Items from a dataset
______________________________

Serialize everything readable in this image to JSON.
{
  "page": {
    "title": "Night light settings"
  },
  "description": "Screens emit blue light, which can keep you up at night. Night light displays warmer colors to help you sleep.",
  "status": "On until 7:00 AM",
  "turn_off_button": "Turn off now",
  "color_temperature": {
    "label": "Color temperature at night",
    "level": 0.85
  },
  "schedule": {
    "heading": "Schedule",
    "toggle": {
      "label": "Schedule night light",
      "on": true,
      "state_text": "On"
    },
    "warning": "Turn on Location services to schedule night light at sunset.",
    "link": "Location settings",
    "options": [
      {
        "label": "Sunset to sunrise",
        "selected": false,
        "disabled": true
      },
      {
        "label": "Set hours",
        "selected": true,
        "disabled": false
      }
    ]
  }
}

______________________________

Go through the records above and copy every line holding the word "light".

Task solution:
    "title": "Night light settings"
  "description": "Screens emit blue light, which can keep you up at night. Night light displays warmer colors to help you sleep.",
      "label": "Schedule night light",
    "warning": "Turn on Location services to schedule night light at sunset.",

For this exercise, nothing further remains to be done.